Friday, November 17, 2017

Quote of the Day (Calvin Trillin, on Skyscraper Restaurants)



"I never eat in a restaurant that’s over a hundred feet off the ground and won’t stand still.” —American journalist, humorist, and gourmand Calvin Trillin, American Fried: Adventures of a Happy Eater (1974)

(Photo of Calvin Trillin taken at a discussion at Dartmouth College, February 2011.)

Thursday, November 16, 2017

Quote of the Day (Anthony Trollope, on How a Mind Is Made Up)



"A man's mind will very gradually refuse to make itself up until it is driven and compelled by emergency."— British novelist Anthony Trollope (1815-1882), Ayala’s Angel (1880)

Wednesday, November 15, 2017

Quote of the Day (Nathaniel Hawthorne, on ‘Autumnal Sunshine’)



“I cannot endure to waste anything so precious as autumnal sunshine by staying in the house."—American novelist/short-story writer Nathaniel Hawthorne (1804-1864), Oct. 10, 1842 notebook entry, The American Notebooks (1875)

(I took the photo accompanying this post nine years ago in the Ramapo Mountain State Forest in northern New Jersey.

Tuesday, November 14, 2017

Quote of the Day (John Oates, on the Origin of ‘Philly Soul’)



“Philadelphia was the first major city north of the Mason-Dixon Line, and the first place that many African-Americans settled in. They brought their experience from the deep south, and it combined with the Anglo-Saxon, classical tradition from Europe that was already in the city. So that is how you come to get that sound, of these lush string accompaniments playing alongside an incredible rhythmic groove, which is the soul of the music.”—Singer-songwriter John Oates, quoted in Peter Aspden, “The Making of Philly Soul,” The Financial Times, Oct. 14-15, 2017

Peter Aspden’s interview with John Oates and musical partner Daryl Hall allows those two genre-benders to speak, articulately and passionately, about the whole arc of their careers, including, as here, their formative influences. But I wish the article could have explored in greater depth the producers and musicians who made such an indelible contribution to the music of the 1970s.

So, I’ll take up the task, in a list that is probably woefully incomplete: Kenny Gamble and Leon Huff, Thom Bell, the Spinners, the Stylistics, Harold Melvin and the Blue Notes, the O’Jays, Lou Rawls, Jerry Butler, Phyllis Hyman, Patti Labelle, and Billy Paul (whose “Me and Mrs. Jones” was covered by Hall and Oates in a barn-burner of a live performance in 2003).

(John Oates is pictured right with Daryl Hall, in this photo taken and pasted on Flicker by Gary Harris, Oct. 1, 2008.)

Monday, November 13, 2017

Quote of the Day (James Thurber, Parodying the Femme Fatale)



“Then she came into the room.
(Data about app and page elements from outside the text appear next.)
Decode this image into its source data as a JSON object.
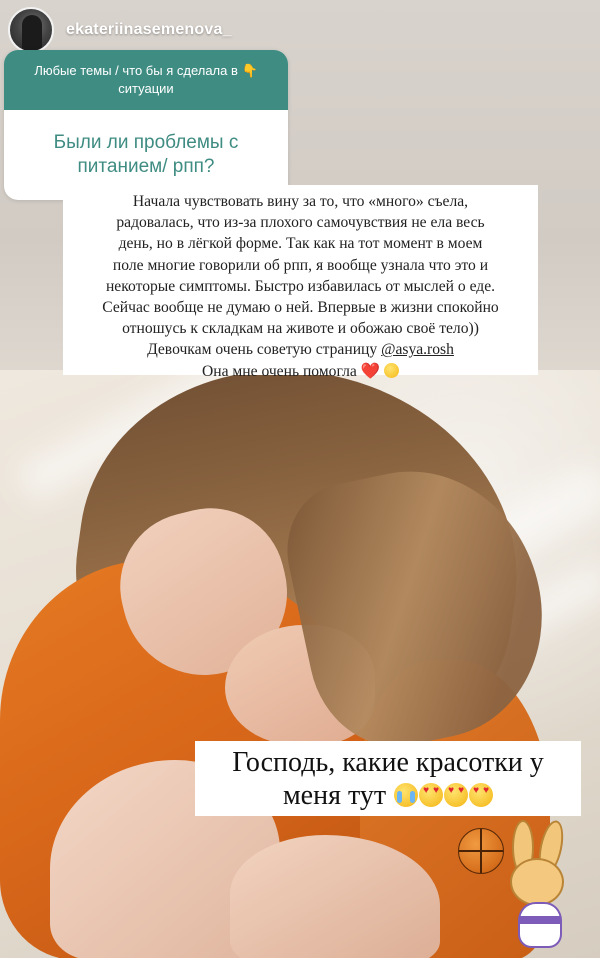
{
  "header": {
    "username": "ekateriinasemenova_"
  },
  "question_sticker": {
    "prompt": "Любые темы / что бы я сделала в 👇 ситуации",
    "question": "Были ли проблемы с питанием/ рпп?"
  },
  "answer": {
    "lines": [
      "Начала чувствовать вину за то, что «много» съела,",
      "радовалась, что из-за плохого самочувствия не ела весь",
      "день, но в лёгкой форме. Так как на тот момент в моем",
      "поле многие говорили об рпп, я вообще узнала что это и",
      "некоторые симптомы. Быстро избавилась от мыслей о еде.",
      "Сейчас вообще не думаю о ней. Впервые в жизни спокойно",
      "отношусь к складкам на животе и обожаю своё тело))"
    ],
    "recommend_prefix": "Девочкам очень советую страницу ",
    "mention": "@asya.rosh",
    "last_line": "Она мне очень помогла ",
    "heart": "❤️"
  },
  "caption": {
    "line1": "Господь, какие красотки у",
    "line2": "меня тут "
  },
  "stickers": {
    "left": "basketball-sticker",
    "right": "lola-bunny-sticker"
  },
  "colors": {
    "question_teal": "#3f8c82",
    "sweater_orange": "#e57a23"
  }
}
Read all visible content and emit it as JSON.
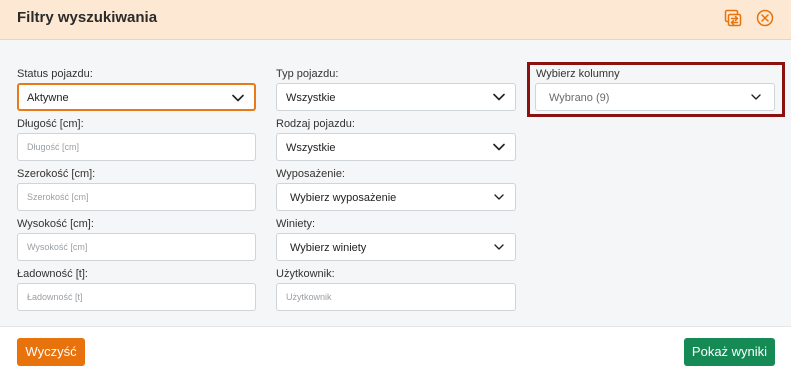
{
  "header": {
    "title": "Filtry wyszukiwania",
    "icons": [
      "swap-icon",
      "close-icon"
    ],
    "accent_color": "#e8720c"
  },
  "filters": {
    "status": {
      "label": "Status pojazdu:",
      "value": "Aktywne"
    },
    "typ": {
      "label": "Typ pojazdu:",
      "value": "Wszystkie"
    },
    "dlugosc": {
      "label": "Długość [cm]:",
      "placeholder": "Długość [cm]"
    },
    "rodzaj": {
      "label": "Rodzaj pojazdu:",
      "value": "Wszystkie"
    },
    "szerokosc": {
      "label": "Szerokość [cm]:",
      "placeholder": "Szerokość [cm]"
    },
    "wyposazenie": {
      "label": "Wyposażenie:",
      "value": "Wybierz wyposażenie"
    },
    "wysokosc": {
      "label": "Wysokość [cm]:",
      "placeholder": "Wysokość [cm]"
    },
    "winiety": {
      "label": "Winiety:",
      "value": "Wybierz winiety"
    },
    "ladownosc": {
      "label": "Ładowność [t]:",
      "placeholder": "Ładowność [t]"
    },
    "uzytkownik": {
      "label": "Użytkownik:",
      "placeholder": "Użytkownik"
    },
    "kolumny": {
      "label": "Wybierz kolumny",
      "value": "Wybrano (9)"
    }
  },
  "footer": {
    "clear_label": "Wyczyść",
    "show_label": "Pokaż wyniki",
    "clear_color": "#e8720c",
    "show_color": "#168a55"
  }
}
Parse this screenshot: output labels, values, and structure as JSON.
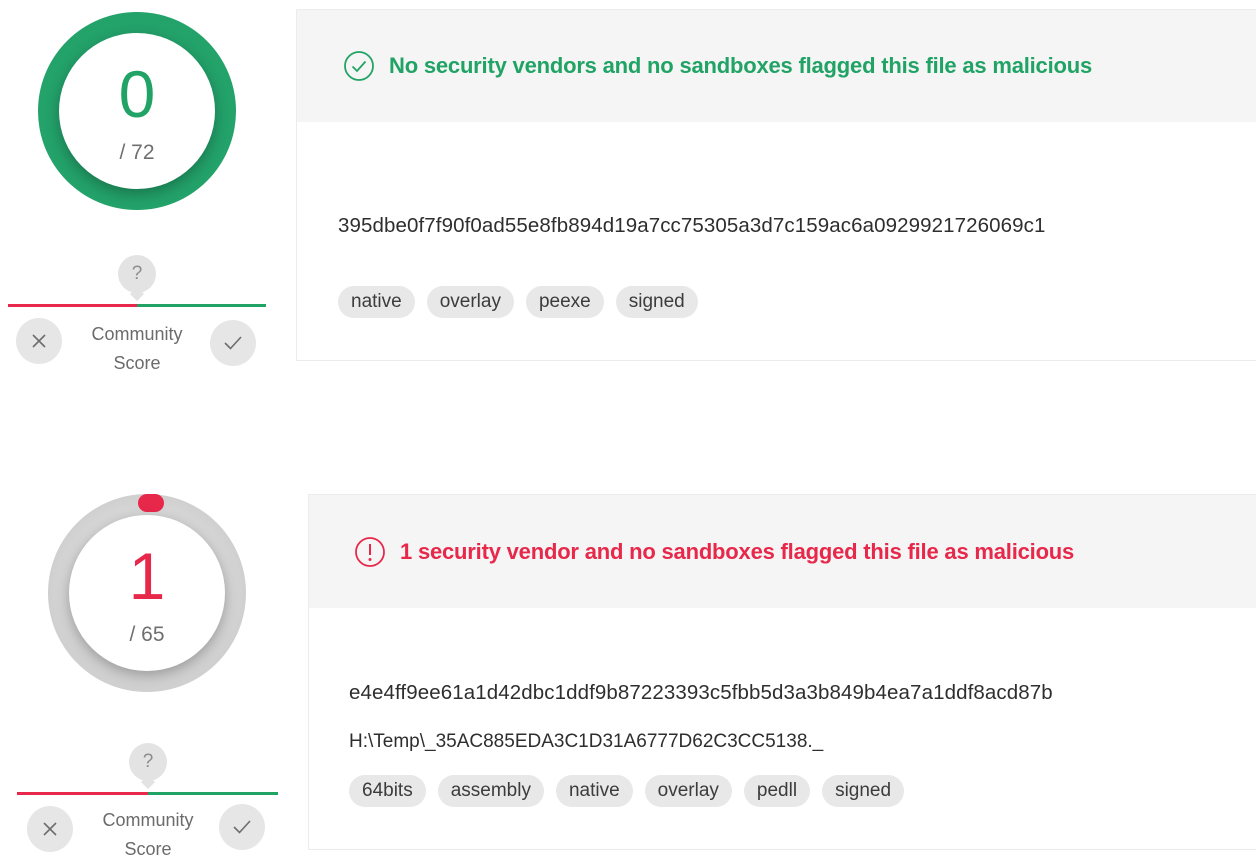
{
  "reports": [
    {
      "score": {
        "detections": "0",
        "total": "/ 72",
        "color": "#21a366",
        "detection_ratio": 0
      },
      "community": {
        "pin": "?",
        "label_line1": "Community",
        "label_line2": "Score"
      },
      "status": {
        "type": "clean",
        "icon": "check-circle-icon",
        "color": "#21a366",
        "text": "No security vendors and no sandboxes flagged this file as malicious"
      },
      "hash": "395dbe0f7f90f0ad55e8fb894d19a7cc75305a3d7c159ac6a0929921726069c1",
      "tags": [
        "native",
        "overlay",
        "peexe",
        "signed"
      ]
    },
    {
      "score": {
        "detections": "1",
        "total": "/ 65",
        "color": "#e8284a",
        "detection_ratio": 0.0154
      },
      "community": {
        "pin": "?",
        "label_line1": "Community",
        "label_line2": "Score"
      },
      "status": {
        "type": "malicious",
        "icon": "alert-circle-icon",
        "color": "#e8284a",
        "text": "1 security vendor and no sandboxes flagged this file as malicious"
      },
      "hash": "e4e4ff9ee61a1d42dbc1ddf9b87223393c5fbb5d3a3b849b4ea7a1ddf8acd87b",
      "file_name": "H:\\Temp\\_35AC885EDA3C1D31A6777D62C3CC5138._",
      "tags": [
        "64bits",
        "assembly",
        "native",
        "overlay",
        "pedll",
        "signed"
      ]
    }
  ]
}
She was tall and thin and had a white frowning forehead and soft eyes. She wasn’t much to look at but she was something to think about….She leaned over the chair where I was sitting and bit me in the ear.”—American humorist James Thurber (1894-1961), “Hell Only Breaks Loose Once” (written after reading James M. Cain’s The Postman Always Rings Twice), in The Middle Aged Man on the Flying Trapeze (1935)

(The image accompanying this post is from the original film adaptation of The Postman Always Rings Twice, starring Lana Turner and John Garfield. Needless to say, the smoldering Ms. Turner was far closer to the conception of Cain’s femme fatale than the woman in Thurber’s hilarious parody.)

Sunday, November 12, 2017

Quote of the Day (Tyree Daye, on God ‘Soft-Spoken’)



"
There are moments you can hear God
say things soft-spoken, the sun
settling between thin pines."—Tyree Daye, “Tamed,” in The New York Times Magazine, Nov. 4, 2017

I took the picture accompanying this post a year ago, in Allison Park, in my hometown, Englewood, NJ.